ABF substrate supply is likely to remain short of demand through 2023 although makers in Taiwan, Japan and South Korea have all geared up capacity expansions at the request of chipmaking clients, according to industry sources.
Major chipmakers have been keen to book dedicated capacity from ABF substrate suppliers or join their capacity expansions by contributing equipment or investment funds, seeking to secure maximum supply for the next few years, the sources said.
Intel, for instance, has booked dedicated ABF substrate capacities from makers including Taiwan's Unimicron Technology, Japan's Ibiden and Shinko, and Austria's AT&S to meet its demand for processing new HPC chips in the next five years, the sources continued.
The Intel move has prompted AMD and Nvidia to more aggressively pursue capacity support for 2022-2023 from more ABF substrate makers as they are eager to expand presence in the HPC CPU and GPU sectors.
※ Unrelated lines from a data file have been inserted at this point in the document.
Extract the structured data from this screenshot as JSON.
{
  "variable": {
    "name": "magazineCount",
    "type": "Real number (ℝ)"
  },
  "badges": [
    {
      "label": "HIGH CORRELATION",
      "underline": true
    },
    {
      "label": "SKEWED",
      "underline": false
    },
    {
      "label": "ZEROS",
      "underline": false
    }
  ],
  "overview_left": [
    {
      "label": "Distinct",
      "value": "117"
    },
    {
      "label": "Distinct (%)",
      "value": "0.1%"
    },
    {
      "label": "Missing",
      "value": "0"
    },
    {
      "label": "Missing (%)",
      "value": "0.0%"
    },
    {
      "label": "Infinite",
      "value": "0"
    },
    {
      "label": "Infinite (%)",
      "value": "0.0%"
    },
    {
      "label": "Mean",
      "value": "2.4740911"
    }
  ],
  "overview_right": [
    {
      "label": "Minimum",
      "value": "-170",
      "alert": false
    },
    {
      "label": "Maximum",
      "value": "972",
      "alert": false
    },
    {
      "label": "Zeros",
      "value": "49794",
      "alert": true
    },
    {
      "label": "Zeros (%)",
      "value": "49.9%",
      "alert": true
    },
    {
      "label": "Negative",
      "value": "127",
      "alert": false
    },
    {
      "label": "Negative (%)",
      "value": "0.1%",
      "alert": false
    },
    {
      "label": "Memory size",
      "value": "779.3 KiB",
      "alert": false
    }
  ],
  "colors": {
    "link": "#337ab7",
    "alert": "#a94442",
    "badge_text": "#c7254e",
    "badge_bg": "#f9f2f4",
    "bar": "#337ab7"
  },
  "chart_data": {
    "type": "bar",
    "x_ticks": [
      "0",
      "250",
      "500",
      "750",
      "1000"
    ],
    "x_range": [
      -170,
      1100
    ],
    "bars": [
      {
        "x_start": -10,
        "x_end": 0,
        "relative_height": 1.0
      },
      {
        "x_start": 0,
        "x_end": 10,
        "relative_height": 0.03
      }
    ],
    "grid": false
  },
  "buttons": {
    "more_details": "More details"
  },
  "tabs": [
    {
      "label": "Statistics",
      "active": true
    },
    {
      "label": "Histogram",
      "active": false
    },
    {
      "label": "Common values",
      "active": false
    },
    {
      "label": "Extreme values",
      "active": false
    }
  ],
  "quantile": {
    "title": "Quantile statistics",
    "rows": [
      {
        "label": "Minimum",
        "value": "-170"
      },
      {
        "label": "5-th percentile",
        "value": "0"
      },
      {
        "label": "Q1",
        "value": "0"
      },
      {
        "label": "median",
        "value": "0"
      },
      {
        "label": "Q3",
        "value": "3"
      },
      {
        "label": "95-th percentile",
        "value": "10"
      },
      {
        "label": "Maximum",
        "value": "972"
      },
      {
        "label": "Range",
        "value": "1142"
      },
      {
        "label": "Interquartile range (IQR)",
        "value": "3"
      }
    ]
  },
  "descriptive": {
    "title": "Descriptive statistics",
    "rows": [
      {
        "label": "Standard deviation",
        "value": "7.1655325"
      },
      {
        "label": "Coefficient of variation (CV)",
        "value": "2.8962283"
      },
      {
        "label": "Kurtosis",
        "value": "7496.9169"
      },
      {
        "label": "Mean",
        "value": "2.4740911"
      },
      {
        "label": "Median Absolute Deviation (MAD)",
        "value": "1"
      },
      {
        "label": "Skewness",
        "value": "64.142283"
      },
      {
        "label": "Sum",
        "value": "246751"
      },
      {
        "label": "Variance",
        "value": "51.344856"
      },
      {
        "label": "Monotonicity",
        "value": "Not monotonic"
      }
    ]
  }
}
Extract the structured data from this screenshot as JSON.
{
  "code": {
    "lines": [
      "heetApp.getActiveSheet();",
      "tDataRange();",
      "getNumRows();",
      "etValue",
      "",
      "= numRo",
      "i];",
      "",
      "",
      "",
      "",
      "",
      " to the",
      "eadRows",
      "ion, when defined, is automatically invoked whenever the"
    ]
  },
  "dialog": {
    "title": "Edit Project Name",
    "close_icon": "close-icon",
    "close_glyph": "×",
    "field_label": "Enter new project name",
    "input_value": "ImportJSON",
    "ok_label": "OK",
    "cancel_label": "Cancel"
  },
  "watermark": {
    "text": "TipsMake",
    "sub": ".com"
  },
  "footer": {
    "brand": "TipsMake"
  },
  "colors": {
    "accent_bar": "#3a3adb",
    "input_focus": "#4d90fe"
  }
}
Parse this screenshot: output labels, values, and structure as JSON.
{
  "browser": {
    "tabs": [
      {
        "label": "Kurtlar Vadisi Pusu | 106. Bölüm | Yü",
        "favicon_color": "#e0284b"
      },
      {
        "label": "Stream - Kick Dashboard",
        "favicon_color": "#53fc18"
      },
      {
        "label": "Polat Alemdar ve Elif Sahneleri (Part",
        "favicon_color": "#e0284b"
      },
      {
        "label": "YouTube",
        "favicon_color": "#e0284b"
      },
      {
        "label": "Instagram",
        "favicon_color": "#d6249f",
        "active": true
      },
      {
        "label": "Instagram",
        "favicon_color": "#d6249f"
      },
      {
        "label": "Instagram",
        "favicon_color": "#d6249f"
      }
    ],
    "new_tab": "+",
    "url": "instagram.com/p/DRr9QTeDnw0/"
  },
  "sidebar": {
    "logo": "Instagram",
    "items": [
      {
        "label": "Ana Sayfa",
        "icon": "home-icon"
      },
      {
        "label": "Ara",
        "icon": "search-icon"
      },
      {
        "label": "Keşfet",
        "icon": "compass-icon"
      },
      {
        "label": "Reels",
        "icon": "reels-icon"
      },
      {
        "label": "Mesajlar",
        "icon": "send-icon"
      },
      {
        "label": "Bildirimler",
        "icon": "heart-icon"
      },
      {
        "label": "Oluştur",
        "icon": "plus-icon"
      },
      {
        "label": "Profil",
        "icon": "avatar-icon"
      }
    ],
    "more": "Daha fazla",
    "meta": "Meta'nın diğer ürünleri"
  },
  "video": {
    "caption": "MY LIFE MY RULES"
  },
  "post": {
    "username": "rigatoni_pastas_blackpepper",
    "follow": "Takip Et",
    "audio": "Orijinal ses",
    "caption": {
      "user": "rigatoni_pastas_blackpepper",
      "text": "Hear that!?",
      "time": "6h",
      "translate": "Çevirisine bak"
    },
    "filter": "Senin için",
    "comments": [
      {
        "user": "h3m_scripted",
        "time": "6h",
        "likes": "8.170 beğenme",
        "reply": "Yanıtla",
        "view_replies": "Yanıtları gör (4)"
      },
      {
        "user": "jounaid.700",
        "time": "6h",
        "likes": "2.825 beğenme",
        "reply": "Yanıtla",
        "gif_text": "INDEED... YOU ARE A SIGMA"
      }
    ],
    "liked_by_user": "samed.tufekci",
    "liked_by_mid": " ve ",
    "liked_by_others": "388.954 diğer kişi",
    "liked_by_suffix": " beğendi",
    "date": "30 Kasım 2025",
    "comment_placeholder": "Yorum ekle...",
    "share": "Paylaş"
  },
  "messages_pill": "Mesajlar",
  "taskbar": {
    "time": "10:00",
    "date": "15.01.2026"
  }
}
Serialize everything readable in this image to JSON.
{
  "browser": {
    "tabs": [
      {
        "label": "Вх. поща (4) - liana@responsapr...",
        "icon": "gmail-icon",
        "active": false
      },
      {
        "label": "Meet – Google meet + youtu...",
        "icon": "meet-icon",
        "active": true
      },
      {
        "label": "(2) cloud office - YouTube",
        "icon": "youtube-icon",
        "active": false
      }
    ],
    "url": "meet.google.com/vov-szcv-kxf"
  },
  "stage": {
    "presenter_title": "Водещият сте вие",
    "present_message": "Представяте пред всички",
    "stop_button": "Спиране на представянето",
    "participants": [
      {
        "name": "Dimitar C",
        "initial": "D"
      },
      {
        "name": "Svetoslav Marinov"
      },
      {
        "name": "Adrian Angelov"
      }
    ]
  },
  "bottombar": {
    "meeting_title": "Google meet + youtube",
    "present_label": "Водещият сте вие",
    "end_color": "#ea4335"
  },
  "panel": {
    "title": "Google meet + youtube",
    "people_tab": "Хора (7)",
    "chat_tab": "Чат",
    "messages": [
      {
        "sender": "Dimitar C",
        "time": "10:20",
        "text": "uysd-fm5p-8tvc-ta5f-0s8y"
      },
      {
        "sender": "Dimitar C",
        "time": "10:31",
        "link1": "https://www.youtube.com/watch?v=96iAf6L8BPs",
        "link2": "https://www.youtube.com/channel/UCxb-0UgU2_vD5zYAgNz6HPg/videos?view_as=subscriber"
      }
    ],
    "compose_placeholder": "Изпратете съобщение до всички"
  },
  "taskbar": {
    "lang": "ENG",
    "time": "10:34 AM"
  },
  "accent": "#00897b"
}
Xilinx, now a major networking chips supplier for Europe telecom equipment vendors, is also striving to cement ABF substrate capacity from suppliers including Unimicron, Nan Ya PCB and Kinsus Interconnect Technology, noted the sources.
Unimicron's joint-venture ABF substrate plant with Intel, in Yangmei, northern Taiwan, is set to start commercial runs in second-half 2022. The company will also resume full-scale production of ABF and BT substrates at another northern Taiwan plant, which was damaged by a fire in October 2020.
After commercializing new capacity at its plant in Kunshan, China in first-half 2021, Nan Ya will also ready new capacity at its plant in Luchu, northern Taiwan by the end of the year. Its plant in Shulin, New Taipei will roll out new ABF substrate capacity in 2022 when its overall capacity for such substrate grows 40% from 2020.
Kinsus will carry out ABF substrate capacity expansions at its plant in Yangmei in stages, with 30-40% annual increases in 2021-2023.
Despite capacity expansions under way or planned by Taiwan makers and their peers in Japan and Korea, ABF substrate supply still cannot satisfy the ever-growing demand from clients, the sources said, reasoning that such substrates involve highly complicated manufacturing technologies with yield rates usually starting with 30-50% and then ramping up slowly, affecting actual shipments from suppliers.